Lenders put practitioners in the due diligence hot seat
Loosening lending rules in tough economic times may encourage creditors to further rely on “capacity to repay” certificates. Should accountants be complying with these requests?
Susan Muldowney | January 2021
Chris Edgar CPA, general manager Edgar Accounting in Melbourne, says he “nearly fell off his chair” when a lender asked him to verify whether a client’s future earnings would be affected by COVID-19.
“How could I possibly know this?” Edgar says. “I’ve heard of colleagues being asked by lenders to project 10 years out for a client’s future earnings. The banks are basically including accountants in the risk assessment of clients and that’s putting us at risk.”
“Accountant letters” and “capacity to repay certificates” are used by some lenders to assess a borrower’s ability to service a loan before they approve it.
Download the related fact sheet: Accountant’s Letters & Capacity to repay certificates
The Australian Securities and Investments Commission [ASIC] warned more than a decade ago that the certificates essentially shift the risk of credit assessment from the lender to the accountant.
Pressure to sign off on financial details
As small business funding from mainstream lenders becomes harder to access, and proposed legislation seeks to unwind responsible lending rules for banks, practitioners may face more pressure to sign off on financial details they cannot verify.
CPA Australia has been advising members against signing these documents since the implementation of the National Consumer Credit Protection Act 2009.
If the finance is for consumer credit, for instance, signing the certificates could be considered a form of credit assistance and may be a breach of the Act if you are not an authorised credit representative.
While there is an exemption from the licensing provisions for registered tax agents in their ordinary course of activities, ASIC Regulatory Guide 203: Do I need a credit licence? specifically states that these activities must involve providing a certificate or assessment about whether a consumer will be able to meet their financial obligations under a credit contract or consumer lease.
Professional indemnity issues
Given this, it is unlikely that signing these certificates will be covered by professional indemnity (PI) insurance.
“Every practitioner wants to help their clients get a loan, but you have to draw the line somewhere because, at the end of the day, anything you sign off on is taking the risk away from the bank,” Edgar says.
“Your PI insurance might not cover it and you don't want the headache of a lawsuit.”
Edgar has seen examples of lenders asking accountants to verify the ongoing income of a client’s spouse and whether a client’s car would be used predominantly for business purposes.
“Unless I'm driving that car myself, I can only take the client’s word for it,” he says. “We normally won’t have any evidence to support what a client may say about their future earnings, so why are the lenders asking for an accountant’s letter? To shift the risk from them to us.”
Keddie Waller, head of public practice and SMEs at CPA Australia, says the certificates are a means of offloading a lender’s due diligence obligations to accountants.

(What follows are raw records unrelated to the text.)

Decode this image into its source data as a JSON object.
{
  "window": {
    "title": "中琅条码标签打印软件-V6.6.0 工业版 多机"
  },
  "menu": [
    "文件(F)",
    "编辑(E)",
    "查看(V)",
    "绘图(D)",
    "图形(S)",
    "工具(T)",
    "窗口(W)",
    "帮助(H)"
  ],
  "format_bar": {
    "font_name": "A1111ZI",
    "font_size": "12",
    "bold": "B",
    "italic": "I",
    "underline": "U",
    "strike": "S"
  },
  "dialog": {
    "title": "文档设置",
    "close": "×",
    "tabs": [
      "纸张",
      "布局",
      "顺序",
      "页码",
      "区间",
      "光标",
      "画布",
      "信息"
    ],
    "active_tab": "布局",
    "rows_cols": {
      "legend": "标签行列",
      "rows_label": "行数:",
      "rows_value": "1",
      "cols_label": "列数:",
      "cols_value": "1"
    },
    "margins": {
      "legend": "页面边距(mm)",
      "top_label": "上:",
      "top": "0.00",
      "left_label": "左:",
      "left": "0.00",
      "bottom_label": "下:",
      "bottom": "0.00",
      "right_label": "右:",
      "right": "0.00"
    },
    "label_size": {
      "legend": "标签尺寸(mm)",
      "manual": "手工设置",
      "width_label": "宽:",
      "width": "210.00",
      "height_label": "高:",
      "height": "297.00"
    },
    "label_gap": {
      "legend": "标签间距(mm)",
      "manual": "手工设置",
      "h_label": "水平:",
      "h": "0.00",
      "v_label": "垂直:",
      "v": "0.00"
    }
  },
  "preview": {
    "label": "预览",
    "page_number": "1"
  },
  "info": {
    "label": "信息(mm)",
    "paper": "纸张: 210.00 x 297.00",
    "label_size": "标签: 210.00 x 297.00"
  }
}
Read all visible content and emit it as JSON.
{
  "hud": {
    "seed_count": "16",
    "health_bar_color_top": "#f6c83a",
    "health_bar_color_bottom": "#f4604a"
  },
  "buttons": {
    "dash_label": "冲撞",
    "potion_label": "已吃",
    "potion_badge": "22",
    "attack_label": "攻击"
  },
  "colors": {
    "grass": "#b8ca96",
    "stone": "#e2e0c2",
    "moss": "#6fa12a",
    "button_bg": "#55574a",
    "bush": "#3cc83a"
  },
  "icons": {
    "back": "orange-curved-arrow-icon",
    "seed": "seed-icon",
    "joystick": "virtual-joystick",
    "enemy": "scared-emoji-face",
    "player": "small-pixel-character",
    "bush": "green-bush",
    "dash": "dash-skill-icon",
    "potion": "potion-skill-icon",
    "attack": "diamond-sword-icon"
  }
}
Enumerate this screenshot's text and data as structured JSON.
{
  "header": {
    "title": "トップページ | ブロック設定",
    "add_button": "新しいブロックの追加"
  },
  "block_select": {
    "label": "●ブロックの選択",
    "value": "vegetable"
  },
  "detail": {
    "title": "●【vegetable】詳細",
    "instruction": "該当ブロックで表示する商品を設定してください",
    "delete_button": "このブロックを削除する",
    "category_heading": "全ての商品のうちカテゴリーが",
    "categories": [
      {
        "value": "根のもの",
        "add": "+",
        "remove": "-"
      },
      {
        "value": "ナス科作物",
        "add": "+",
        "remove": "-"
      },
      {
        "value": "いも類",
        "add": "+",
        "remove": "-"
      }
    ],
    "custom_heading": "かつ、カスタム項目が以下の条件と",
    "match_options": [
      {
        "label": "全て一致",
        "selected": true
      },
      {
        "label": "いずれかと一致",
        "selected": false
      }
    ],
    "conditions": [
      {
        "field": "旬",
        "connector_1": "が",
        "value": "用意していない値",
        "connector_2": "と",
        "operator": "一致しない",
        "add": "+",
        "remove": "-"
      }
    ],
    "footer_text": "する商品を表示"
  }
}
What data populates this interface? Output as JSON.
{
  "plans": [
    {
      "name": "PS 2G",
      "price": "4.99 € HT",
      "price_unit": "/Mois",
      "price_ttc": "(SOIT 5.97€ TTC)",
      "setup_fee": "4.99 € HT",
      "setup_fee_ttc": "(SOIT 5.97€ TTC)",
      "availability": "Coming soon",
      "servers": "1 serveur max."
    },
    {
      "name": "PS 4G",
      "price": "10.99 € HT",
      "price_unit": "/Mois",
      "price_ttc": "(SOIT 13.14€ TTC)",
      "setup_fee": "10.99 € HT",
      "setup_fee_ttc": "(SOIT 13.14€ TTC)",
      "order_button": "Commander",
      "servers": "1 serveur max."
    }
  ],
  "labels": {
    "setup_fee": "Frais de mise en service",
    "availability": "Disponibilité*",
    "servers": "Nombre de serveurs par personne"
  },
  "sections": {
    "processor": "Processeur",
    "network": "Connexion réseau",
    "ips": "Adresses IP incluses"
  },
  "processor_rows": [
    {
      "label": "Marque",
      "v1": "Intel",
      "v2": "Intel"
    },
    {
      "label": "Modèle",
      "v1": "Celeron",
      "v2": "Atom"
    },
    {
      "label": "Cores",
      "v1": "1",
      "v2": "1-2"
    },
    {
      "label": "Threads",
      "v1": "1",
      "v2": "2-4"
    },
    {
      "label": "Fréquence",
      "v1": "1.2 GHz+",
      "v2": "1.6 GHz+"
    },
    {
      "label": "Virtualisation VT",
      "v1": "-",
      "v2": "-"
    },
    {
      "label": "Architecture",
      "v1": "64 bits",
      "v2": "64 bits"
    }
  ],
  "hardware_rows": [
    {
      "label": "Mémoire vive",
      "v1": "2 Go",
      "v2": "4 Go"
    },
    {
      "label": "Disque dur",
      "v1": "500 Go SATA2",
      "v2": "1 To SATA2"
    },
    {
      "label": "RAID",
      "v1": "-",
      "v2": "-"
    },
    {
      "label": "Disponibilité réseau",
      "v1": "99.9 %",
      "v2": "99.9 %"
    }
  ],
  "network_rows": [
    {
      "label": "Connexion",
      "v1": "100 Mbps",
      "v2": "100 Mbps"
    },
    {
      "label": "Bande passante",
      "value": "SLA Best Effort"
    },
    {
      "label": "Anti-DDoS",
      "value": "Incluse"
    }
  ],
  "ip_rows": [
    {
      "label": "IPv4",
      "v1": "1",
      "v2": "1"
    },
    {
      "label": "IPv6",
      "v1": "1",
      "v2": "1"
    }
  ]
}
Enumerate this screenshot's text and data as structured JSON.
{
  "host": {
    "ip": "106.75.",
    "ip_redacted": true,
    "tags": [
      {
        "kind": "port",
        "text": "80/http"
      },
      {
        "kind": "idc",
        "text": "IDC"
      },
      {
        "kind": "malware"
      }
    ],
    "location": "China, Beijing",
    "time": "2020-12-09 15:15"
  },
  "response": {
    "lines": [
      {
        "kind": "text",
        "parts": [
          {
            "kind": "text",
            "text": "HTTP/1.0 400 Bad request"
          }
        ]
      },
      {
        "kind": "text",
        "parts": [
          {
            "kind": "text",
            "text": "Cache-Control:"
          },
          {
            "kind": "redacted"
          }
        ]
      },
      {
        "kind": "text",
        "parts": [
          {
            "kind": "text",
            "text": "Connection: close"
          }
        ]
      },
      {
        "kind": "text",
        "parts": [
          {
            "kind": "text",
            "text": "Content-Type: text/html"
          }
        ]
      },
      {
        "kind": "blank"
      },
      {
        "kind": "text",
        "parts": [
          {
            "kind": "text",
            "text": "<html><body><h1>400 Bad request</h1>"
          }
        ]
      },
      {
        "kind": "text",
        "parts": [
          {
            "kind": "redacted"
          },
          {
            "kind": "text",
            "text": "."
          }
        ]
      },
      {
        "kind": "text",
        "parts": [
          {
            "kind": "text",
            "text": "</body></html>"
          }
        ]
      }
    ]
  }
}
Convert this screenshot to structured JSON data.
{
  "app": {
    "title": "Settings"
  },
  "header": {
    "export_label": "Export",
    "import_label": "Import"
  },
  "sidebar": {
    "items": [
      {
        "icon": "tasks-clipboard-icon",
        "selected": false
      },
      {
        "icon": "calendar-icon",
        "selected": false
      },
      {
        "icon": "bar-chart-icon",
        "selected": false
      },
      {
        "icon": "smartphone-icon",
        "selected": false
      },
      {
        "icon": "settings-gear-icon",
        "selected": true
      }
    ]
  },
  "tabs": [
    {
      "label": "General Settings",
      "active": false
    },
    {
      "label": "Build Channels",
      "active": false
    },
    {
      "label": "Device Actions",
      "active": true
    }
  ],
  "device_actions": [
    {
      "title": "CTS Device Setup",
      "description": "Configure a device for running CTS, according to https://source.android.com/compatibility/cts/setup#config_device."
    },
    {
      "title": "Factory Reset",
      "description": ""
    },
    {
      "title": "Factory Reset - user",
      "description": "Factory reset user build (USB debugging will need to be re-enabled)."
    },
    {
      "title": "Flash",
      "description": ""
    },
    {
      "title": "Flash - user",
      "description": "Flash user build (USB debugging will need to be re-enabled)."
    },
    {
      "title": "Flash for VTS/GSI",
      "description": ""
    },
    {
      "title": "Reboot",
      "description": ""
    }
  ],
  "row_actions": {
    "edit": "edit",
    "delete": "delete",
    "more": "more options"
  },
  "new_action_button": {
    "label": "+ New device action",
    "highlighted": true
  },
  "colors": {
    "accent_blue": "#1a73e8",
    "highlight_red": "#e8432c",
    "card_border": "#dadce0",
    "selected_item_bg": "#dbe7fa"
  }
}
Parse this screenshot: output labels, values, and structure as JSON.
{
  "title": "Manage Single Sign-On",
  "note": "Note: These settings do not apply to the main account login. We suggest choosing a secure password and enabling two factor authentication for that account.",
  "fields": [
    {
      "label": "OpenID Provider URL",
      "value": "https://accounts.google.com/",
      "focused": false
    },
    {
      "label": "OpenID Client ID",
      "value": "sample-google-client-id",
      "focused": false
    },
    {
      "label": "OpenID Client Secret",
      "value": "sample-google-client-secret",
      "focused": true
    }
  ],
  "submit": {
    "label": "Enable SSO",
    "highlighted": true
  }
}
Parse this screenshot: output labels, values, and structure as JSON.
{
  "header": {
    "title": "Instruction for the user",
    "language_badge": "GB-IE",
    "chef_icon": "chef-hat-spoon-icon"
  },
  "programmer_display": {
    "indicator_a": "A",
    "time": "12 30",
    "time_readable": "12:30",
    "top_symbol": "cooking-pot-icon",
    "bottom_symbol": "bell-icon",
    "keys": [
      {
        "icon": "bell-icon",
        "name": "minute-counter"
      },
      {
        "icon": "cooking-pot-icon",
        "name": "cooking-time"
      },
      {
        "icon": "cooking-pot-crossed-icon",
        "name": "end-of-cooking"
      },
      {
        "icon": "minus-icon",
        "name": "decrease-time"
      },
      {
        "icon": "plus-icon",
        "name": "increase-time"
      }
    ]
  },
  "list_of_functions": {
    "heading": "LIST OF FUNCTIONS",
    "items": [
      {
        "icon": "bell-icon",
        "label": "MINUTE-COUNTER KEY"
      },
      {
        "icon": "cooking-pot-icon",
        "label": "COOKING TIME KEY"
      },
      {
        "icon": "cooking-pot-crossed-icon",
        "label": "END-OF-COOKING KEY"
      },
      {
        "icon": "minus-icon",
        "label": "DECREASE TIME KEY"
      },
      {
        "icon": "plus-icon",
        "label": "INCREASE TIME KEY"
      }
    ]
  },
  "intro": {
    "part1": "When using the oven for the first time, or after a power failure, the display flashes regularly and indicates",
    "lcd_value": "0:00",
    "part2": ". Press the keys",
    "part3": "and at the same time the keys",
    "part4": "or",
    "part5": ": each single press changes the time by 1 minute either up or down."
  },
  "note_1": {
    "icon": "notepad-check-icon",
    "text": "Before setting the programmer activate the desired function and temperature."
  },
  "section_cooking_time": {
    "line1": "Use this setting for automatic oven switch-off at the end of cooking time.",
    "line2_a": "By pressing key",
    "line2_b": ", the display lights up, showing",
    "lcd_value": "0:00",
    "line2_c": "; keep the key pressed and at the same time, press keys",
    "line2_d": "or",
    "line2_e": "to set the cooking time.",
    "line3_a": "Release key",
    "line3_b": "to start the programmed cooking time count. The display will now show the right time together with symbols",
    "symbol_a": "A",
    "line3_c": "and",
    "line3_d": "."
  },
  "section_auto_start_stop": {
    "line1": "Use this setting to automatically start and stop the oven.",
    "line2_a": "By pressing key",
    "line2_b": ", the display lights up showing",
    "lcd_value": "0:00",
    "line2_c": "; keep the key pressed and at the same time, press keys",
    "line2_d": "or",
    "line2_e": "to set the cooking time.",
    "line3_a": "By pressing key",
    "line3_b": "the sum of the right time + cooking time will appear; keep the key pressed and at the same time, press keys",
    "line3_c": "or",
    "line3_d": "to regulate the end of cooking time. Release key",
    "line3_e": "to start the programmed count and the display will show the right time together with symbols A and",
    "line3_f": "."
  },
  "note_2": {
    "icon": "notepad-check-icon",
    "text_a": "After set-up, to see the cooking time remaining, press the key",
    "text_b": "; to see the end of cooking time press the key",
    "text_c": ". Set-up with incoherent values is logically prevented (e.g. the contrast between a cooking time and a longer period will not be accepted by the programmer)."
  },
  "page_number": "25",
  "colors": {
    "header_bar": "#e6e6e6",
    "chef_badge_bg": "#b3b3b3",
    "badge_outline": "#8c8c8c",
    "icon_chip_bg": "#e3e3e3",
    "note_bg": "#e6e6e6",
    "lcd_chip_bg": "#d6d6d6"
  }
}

Waller explains that the certificates often confirm that the accountant has explained the loan and its terms and conditions to the client and that they have assessed the client's ability to repay the loan.
“It is unreasonable for a lender to expect it is the responsibility of a third party, being the accountant, to explain the terms and conditions of a loan product that [they] have nothing to do with,” she says. “We've been having discussions with the ABA [Australian Banking Association] about these certificates and requests for more than a decade.”
Loosening lending rules
Accessing loans can be tougher for small businesses in the current economic climate and the federal government’s proposed legislation to unwind responsible lending rules for banks aims to help speed up loan approvals.
The proposed changes have been referred to a parliamentary inquiry and submissions are due to close on 3 February 2021.
If legislated, banks and some non-bank lenders will only be controlled under APRA’s prudential lending standards, with the responsible lending obligations and ASIC’s guidance for compliance also removed.
“We are worried that this reform has the potential for lenders to rely on accountants’ letters, capacity to repay certificates and other third-party certifications even more.
“We have made a submission [to Treasury] strongly recommending there should be an explicit obligation that mandates the determination of capacity to repay must be made by the lender and that the lender cannot ask applicants to engage with third parties to determine their capacity to repay as part of the loan application, she adds.
Edgar says some practitioners are facing additional pressure to sign certificates in what is, by anyone’s standards, a volatile economic environment.
“They may be concerned about losing a client if they don’t sign them,” he says. “They may just get overwhelmed by the pressure being put on them and sign off on things they shouldn't sign off on.
“With regards to the risks involved, the banks don’t care – brokers want their commission, and the client understandably just wants the loan approved. All these factors result in accountants being put in a very difficult position that could have serious ramifications later on.”
Waller stresses that accountants should only sign off on things they can factually verify.
“Our advice is to support your client through the loan process by only providing things you can factually verify such as cash flow statements, balance sheets, profit and loss statements,” she says.
“Don’t expose yourself to the potential risks of signing these documents. Leave the due diligence to the lenders, it’s their responsibility.”